*WHAT TO WORK ON*: Your copy should match the records below word for word and contain no pictures.
(SUPPLIED RECORDS begins)
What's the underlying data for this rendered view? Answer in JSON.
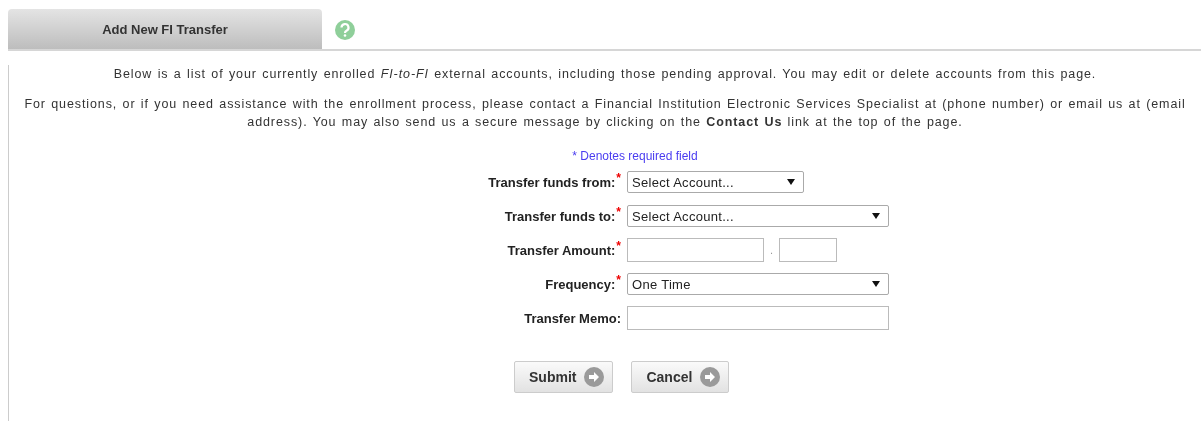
{
  "tabs": [
    {
      "label": "Add New FI Transfer",
      "selected": true
    }
  ],
  "intro": [
    "Below is a list of your currently enrolled *FI-to-FI* external accounts, including those pending approval. You may edit or delete accounts from this page.",
    "For questions, or if you need assistance with the enrollment process, please contact a Financial Institution Electronic Services Specialist at (phone number) or email us at (email address). You may also send us a secure message by clicking on the **Contact Us** link at the top of the page."
  ],
  "required_note": "* Denotes required field",
  "fields": [
    {
      "kind": "short_select",
      "label": "Transfer funds from:",
      "required_mark": "*",
      "value": "Select Account..."
    },
    {
      "kind": "select",
      "label": "Transfer funds to:",
      "required_mark": "*",
      "value": "Select Account..."
    },
    {
      "kind": "amount",
      "label": "Transfer Amount:",
      "required_mark": "*",
      "separator": "."
    },
    {
      "kind": "select",
      "label": "Frequency:",
      "required_mark": "*",
      "value": "One Time"
    },
    {
      "kind": "text",
      "label": "Transfer Memo:"
    }
  ],
  "buttons": [
    "Submit",
    "Cancel"
  ]
}
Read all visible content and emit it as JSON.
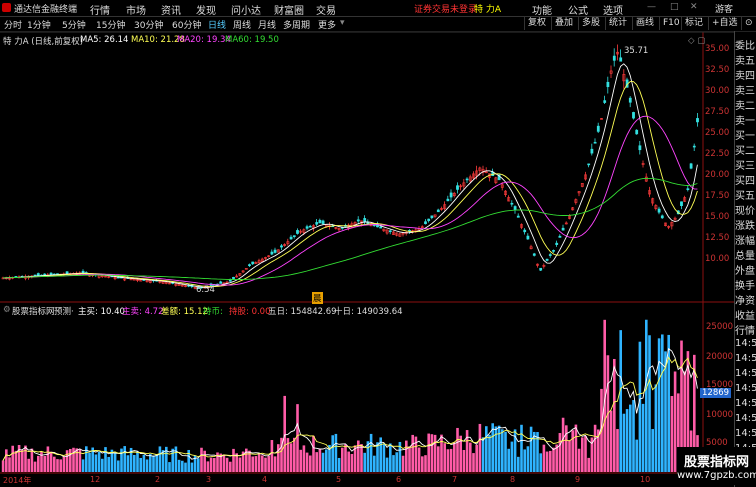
{
  "title_bar": {
    "app_name": "通达信金融终端",
    "menu": [
      "行情",
      "市场",
      "资讯",
      "发现",
      "问小达",
      "财富圈",
      "交易"
    ],
    "notice": "证券交易未登录",
    "stock_badge": "特 力A",
    "right_menu": [
      "功能",
      "公式",
      "选项"
    ],
    "user": "游客"
  },
  "period_bar": {
    "periods": [
      "分时",
      "1分钟",
      "5分钟",
      "15分钟",
      "30分钟",
      "60分钟",
      "日线",
      "周线",
      "月线",
      "多周期",
      "更多"
    ],
    "active": "日线",
    "tools": [
      "复权",
      "叠加",
      "多股",
      "统计",
      "画线",
      "F10",
      "标记",
      "+自选",
      "⊙"
    ]
  },
  "main_chart": {
    "stock_label": "特 力A (日线,前复权)",
    "ma5": "MA5: 26.14",
    "ma10": "MA10: 21.28",
    "ma20": "MA20: 19.34",
    "ma60": "MA60: 19.50",
    "high_mark": "35.71",
    "low_mark": "6.54",
    "event_mark": "晨"
  },
  "sub_chart": {
    "indicator": "股票指标网",
    "predict": "预测·",
    "zhumai": "主买: 10.40",
    "zhumai2": "主卖: 4.72",
    "chaie": "差额: 15.12",
    "chibi": "持币:",
    "chigu": "持股: 0.00",
    "wuri": "五日: 154842.69",
    "shiri": "十日: 149039.64",
    "current_marker": "12869"
  },
  "price_axis": [
    "35.00",
    "32.50",
    "30.00",
    "27.50",
    "25.00",
    "22.50",
    "20.00",
    "17.50",
    "15.00",
    "12.50",
    "10.00"
  ],
  "volume_axis": [
    "25000",
    "20000",
    "15000",
    "10000",
    "5000"
  ],
  "date_axis": [
    "2014年",
    "12",
    "2",
    "3",
    "4",
    "5",
    "6",
    "7",
    "8",
    "9",
    "10"
  ],
  "side_panel": [
    "委比",
    "卖五",
    "卖四",
    "卖三",
    "卖二",
    "卖一",
    "买一",
    "买二",
    "买三",
    "买四",
    "买五",
    "现价",
    "涨跌",
    "涨幅",
    "总量",
    "外盘",
    "换手",
    "净资",
    "收益"
  ],
  "side_panel2": [
    "行情",
    "14:5",
    "14:5",
    "14:5",
    "14:5",
    "14:5",
    "14:5",
    "14:5",
    "14:5",
    "14:5"
  ],
  "watermark": {
    "line1": "股票指标网",
    "line2": "www.7gpzb.com"
  },
  "colors": {
    "up": "#ff3b3b",
    "down": "#33e0e0",
    "ma5": "#ffffff",
    "ma10": "#ffff55",
    "ma20": "#ff44ff",
    "ma60": "#33dd33",
    "vol_up": "#ff5ca8",
    "vol_down": "#2fb4ff"
  }
}
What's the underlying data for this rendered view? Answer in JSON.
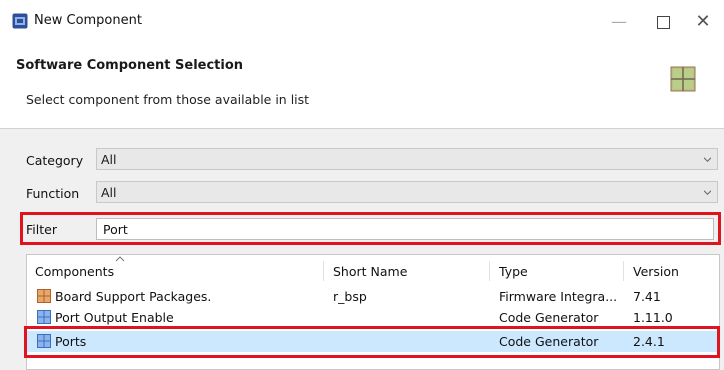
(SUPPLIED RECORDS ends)
*YOUR SOLUTION*:
What's the underlying data for this rendered view? Answer in JSON.
{
  "tabs": [
    {
      "label": "Add New FI Transfer",
      "selected": true
    }
  ],
  "intro": [
    "Below is a list of your currently enrolled *FI-to-FI* external accounts, including those pending approval. You may edit or delete accounts from this page.",
    "For questions, or if you need assistance with the enrollment process, please contact a Financial Institution Electronic Services Specialist at (phone number) or email us at (email address). You may also send us a secure message by clicking on the **Contact Us** link at the top of the page."
  ],
  "required_note": "* Denotes required field",
  "fields": [
    {
      "kind": "short_select",
      "label": "Transfer funds from:",
      "required_mark": "*",
      "value": "Select Account..."
    },
    {
      "kind": "select",
      "label": "Transfer funds to:",
      "required_mark": "*",
      "value": "Select Account..."
    },
    {
      "kind": "amount",
      "label": "Transfer Amount:",
      "required_mark": "*",
      "separator": "."
    },
    {
      "kind": "select",
      "label": "Frequency:",
      "required_mark": "*",
      "value": "One Time"
    },
    {
      "kind": "text",
      "label": "Transfer Memo:"
    }
  ],
  "buttons": [
    "Submit",
    "Cancel"
  ]
}
Read all visible content and emit it as JSON.
{
  "title_bar": {
    "app_name": "通达信金融终端",
    "menu": [
      "行情",
      "市场",
      "资讯",
      "发现",
      "问小达",
      "财富圈",
      "交易"
    ],
    "notice": "证券交易未登录",
    "stock_badge": "特 力A",
    "right_menu": [
      "功能",
      "公式",
      "选项"
    ],
    "user": "游客"
  },
  "period_bar": {
    "periods": [
      "分时",
      "1分钟",
      "5分钟",
      "15分钟",
      "30分钟",
      "60分钟",
      "日线",
      "周线",
      "月线",
      "多周期",
      "更多"
    ],
    "active": "日线",
    "tools": [
      "复权",
      "叠加",
      "多股",
      "统计",
      "画线",
      "F10",
      "标记",
      "+自选",
      "⊙"
    ]
  },
  "main_chart": {
    "stock_label": "特 力A (日线,前复权)",
    "ma5": "MA5: 26.14",
    "ma10": "MA10: 21.28",
    "ma20": "MA20: 19.34",
    "ma60": "MA60: 19.50",
    "high_mark": "35.71",
    "low_mark": "6.54",
    "event_mark": "晨"
  },
  "sub_chart": {
    "indicator": "股票指标网",
    "predict": "预测·",
    "zhumai": "主买: 10.40",
    "zhumai2": "主卖: 4.72",
    "chaie": "差额: 15.12",
    "chibi": "持币:",
    "chigu": "持股: 0.00",
    "wuri": "五日: 154842.69",
    "shiri": "十日: 149039.64",
    "current_marker": "12869"
  },
  "price_axis": [
    "35.00",
    "32.50",
    "30.00",
    "27.50",
    "25.00",
    "22.50",
    "20.00",
    "17.50",
    "15.00",
    "12.50",
    "10.00"
  ],
  "volume_axis": [
    "25000",
    "20000",
    "15000",
    "10000",
    "5000"
  ],
  "date_axis": [
    "2014年",
    "12",
    "2",
    "3",
    "4",
    "5",
    "6",
    "7",
    "8",
    "9",
    "10"
  ],
  "side_panel": [
    "委比",
    "卖五",
    "卖四",
    "卖三",
    "卖二",
    "卖一",
    "买一",
    "买二",
    "买三",
    "买四",
    "买五",
    "现价",
    "涨跌",
    "涨幅",
    "总量",
    "外盘",
    "换手",
    "净资",
    "收益"
  ],
  "side_panel2": [
    "行情",
    "14:5",
    "14:5",
    "14:5",
    "14:5",
    "14:5",
    "14:5",
    "14:5",
    "14:5",
    "14:5"
  ],
  "watermark": {
    "line1": "股票指标网",
    "line2": "www.7gpzb.com"
  },
  "colors": {
    "up": "#ff3b3b",
    "down": "#33e0e0",
    "ma5": "#ffffff",
    "ma10": "#ffff55",
    "ma20": "#ff44ff",
    "ma60": "#33dd33",
    "vol_up": "#ff5ca8",
    "vol_down": "#2fb4ff"
  }
}
What's the underlying data for this rendered view? Answer in JSON.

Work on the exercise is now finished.